Data records Start Marker

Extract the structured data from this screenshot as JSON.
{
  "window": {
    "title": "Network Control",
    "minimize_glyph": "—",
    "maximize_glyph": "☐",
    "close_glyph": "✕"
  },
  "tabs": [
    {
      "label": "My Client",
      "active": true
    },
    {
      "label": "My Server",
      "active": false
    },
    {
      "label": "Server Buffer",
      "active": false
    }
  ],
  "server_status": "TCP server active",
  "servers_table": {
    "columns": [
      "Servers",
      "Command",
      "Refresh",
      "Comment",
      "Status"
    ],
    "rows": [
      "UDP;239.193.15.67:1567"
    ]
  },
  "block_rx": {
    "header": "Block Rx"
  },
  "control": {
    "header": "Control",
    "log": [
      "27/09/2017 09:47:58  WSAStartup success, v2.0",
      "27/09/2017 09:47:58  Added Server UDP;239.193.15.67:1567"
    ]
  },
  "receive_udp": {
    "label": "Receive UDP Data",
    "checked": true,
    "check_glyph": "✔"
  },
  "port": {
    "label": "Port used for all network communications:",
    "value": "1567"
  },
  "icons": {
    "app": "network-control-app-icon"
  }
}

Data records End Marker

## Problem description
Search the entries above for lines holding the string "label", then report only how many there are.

## Response area
5